If you need it, display the graphic equalizer. Enjoy the music.

The Pop filter button will switch the pop filtering on or off.

To capture the processed sound, press the Record button. When you've finished, the same Record button or switching the Online button off will take you into Editing mode.

You can select a region, and use the usual scrolling gestures - left and right to scroll the playhead back and forth, and scroll up and down to zoom in and out on sections of the music (centered on the playhead).

When you save, if a region is selected, the selected region will be saved. Otherwise, all of the sound in the view will be saved. Visit Preferences to choose lossless (.aiff) or AAC (.m4a)

Vinyl Shine for Mac is available here:

Friday 6 July 2018

Vinyl Shine for Mac - follow-up

Since last week's announcement of Vinyl Shine, the app seemed to approach the point where it was usable. But then that seemed so far away from beta as it was lacking functionality.

At its core is the pop filter. That had taken a large amount of the development time and was becoming pretty effective. 

But the app surrounding it wasn't so functional. Opening a file, running the filter and saving the clean file quickly gets tedious. Even if you run the filter over a whole side of an LP at a time, you first needed to run something else to record the sound and then something else to split and add track names. 

So it seemed best to build more supporting functionality. We returned to the original aim of 'real time' filtering. Much coffee later and we have recording and real-time-pop-filtering done. Also splitting and saving individual tracks. It's becoming much more useful.

Scenario 1. Plug your record player into the computer. (USB or line-in). Simply use Vinyl Shine as a player, with the pop-filter running in real-time*.

There's a 10-band graphic equaliser applied to the playthrough / recording  with the RIAA curve as a preset. Make your own default settings too.

Scenario 2. With the pop filter on, press record and put the needle down. Record a single track or a whole side, then switch to editing mode to normalise and select and save individual cleaned and normalised tracks. 

I'm also pleased with how 'cool' it's running. With many efficiencies still to be made, its cpu use is fine.
[update 8 Jul 18] After a weekend of working on refinements and efficiencies, this is how things are running with pop filtering switched on (testing here using a 2012 Mac mini).

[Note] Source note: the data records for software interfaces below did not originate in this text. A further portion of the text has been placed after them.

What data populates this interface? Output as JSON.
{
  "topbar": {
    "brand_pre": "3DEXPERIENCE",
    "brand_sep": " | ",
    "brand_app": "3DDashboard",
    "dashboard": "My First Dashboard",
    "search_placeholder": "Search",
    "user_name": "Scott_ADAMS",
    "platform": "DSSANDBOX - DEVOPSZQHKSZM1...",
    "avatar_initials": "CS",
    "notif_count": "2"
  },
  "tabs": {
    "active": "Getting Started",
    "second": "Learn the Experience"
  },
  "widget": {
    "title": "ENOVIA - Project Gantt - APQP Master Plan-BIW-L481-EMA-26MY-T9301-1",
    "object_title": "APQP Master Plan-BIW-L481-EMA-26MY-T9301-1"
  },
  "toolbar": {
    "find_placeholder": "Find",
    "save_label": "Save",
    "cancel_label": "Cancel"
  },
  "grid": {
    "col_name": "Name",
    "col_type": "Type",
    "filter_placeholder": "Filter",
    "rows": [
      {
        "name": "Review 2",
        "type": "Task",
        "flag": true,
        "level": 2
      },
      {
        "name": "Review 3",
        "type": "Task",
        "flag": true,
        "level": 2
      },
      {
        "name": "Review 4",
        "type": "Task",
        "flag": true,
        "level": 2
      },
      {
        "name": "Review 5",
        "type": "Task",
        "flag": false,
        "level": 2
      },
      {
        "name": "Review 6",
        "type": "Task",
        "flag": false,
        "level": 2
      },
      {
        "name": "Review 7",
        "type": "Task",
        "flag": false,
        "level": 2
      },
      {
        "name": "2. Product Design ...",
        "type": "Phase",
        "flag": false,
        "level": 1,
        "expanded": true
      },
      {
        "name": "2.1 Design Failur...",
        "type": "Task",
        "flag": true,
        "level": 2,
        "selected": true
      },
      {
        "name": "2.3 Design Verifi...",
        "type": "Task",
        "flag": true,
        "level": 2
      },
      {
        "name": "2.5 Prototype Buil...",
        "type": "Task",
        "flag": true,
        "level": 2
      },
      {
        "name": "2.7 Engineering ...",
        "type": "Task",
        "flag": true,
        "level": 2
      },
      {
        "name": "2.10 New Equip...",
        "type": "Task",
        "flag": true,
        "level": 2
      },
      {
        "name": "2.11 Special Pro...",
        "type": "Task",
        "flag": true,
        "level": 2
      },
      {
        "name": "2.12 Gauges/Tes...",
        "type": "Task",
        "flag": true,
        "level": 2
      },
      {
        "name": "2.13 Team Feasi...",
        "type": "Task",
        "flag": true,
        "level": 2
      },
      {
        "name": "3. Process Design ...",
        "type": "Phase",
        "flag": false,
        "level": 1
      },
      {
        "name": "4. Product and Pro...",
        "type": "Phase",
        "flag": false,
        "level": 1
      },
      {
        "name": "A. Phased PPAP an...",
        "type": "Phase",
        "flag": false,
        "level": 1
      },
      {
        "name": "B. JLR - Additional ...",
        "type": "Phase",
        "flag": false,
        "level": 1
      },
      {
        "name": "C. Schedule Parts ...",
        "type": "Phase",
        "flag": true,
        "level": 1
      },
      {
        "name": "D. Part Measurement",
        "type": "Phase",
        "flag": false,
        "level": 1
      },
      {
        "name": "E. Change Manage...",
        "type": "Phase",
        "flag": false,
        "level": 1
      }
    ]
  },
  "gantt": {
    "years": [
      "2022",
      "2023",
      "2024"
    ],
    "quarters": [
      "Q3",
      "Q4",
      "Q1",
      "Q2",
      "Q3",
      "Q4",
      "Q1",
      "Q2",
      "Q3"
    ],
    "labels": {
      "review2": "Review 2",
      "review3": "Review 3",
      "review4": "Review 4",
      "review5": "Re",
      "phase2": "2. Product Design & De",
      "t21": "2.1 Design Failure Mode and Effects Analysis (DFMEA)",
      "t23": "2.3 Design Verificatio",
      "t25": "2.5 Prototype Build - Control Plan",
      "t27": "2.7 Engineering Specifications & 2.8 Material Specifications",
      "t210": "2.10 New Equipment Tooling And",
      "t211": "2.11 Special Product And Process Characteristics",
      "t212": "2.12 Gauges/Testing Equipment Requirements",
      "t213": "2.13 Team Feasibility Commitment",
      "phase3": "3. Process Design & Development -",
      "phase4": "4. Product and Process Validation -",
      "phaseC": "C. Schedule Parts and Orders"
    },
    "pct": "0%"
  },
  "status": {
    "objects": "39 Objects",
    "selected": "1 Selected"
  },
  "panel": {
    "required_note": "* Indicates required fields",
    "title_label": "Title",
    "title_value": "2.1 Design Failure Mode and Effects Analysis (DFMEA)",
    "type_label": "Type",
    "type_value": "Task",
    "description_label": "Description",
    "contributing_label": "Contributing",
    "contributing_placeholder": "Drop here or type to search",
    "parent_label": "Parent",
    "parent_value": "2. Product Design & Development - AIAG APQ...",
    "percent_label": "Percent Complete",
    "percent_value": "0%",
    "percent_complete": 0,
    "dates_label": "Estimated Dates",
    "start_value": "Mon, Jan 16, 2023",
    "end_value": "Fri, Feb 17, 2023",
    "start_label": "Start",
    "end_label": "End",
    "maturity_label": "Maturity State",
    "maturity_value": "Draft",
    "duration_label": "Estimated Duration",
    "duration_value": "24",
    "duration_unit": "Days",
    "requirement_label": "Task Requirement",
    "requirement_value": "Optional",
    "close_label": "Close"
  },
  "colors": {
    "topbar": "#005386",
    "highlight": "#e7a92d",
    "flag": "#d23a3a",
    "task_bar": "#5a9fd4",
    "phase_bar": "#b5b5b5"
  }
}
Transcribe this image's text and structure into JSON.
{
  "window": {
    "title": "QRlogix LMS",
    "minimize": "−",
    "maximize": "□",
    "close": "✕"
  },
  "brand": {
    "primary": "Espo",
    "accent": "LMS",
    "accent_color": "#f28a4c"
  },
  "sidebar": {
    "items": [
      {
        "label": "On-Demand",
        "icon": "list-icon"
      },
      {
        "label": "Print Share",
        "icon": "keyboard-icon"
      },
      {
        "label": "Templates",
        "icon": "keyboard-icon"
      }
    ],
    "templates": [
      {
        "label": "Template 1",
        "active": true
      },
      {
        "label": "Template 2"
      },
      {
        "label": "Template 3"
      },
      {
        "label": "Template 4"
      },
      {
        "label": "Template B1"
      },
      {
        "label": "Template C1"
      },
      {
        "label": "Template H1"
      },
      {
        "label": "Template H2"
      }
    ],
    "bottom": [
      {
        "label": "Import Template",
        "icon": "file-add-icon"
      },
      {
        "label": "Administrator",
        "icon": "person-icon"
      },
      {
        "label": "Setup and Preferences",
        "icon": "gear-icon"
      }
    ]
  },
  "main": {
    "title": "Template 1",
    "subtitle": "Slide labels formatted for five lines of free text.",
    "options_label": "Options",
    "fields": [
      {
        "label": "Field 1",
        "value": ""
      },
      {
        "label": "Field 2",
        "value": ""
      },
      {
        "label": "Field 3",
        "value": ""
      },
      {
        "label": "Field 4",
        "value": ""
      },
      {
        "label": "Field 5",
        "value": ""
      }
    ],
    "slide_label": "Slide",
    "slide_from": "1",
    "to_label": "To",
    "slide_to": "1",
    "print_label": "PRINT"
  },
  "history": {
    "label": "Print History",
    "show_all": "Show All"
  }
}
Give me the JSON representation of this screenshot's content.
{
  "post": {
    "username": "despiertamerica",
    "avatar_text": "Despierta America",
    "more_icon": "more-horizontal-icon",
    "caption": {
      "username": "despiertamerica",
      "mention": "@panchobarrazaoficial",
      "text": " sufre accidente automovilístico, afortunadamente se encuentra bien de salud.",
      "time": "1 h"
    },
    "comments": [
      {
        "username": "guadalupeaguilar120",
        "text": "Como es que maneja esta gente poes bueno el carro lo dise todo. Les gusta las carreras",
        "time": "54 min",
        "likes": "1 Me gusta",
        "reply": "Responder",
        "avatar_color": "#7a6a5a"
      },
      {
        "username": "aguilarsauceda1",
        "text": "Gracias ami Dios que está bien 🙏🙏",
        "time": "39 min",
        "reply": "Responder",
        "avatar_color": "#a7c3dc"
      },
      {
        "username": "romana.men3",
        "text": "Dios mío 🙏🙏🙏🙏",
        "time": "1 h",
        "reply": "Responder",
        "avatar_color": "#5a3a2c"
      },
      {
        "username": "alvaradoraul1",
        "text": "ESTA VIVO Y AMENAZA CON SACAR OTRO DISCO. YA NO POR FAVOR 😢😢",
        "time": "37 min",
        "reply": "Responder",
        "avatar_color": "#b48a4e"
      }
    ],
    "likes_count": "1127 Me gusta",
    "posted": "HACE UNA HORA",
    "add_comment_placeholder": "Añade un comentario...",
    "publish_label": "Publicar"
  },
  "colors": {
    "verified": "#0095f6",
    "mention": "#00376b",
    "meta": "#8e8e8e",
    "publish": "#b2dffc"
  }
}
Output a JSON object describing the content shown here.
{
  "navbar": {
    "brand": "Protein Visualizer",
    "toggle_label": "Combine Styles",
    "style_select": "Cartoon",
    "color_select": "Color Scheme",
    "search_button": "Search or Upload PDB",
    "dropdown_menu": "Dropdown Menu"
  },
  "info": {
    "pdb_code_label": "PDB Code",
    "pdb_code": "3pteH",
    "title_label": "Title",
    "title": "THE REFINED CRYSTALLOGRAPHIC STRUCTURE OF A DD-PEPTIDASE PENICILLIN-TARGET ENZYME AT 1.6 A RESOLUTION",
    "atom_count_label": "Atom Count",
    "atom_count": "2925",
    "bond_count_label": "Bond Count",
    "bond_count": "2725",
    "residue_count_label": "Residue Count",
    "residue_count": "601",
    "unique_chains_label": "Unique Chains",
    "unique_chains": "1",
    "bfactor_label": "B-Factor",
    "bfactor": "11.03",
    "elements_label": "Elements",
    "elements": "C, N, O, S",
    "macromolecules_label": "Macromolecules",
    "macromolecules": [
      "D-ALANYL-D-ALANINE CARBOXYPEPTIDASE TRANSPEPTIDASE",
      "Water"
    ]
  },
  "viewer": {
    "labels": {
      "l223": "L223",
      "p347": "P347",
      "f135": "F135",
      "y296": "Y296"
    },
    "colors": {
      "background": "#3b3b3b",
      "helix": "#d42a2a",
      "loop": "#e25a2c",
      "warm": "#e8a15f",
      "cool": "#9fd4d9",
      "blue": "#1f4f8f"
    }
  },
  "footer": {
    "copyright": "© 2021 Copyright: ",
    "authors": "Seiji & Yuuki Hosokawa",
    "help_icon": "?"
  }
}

* ok, it's running with a buffer. It's slightly odd putting the stylus down on the record and hearing that 'needle down' sound through the speakers a fraction of a second later, but otherwise the delay isn't really noticeable. [update] there's now an option in preferences for the amount of buffering, this can help avoid glitches in the playback caused by buffer underrun. This is only for listening pleasure. Even if the underrun happens, the glitch won't appear in the recording.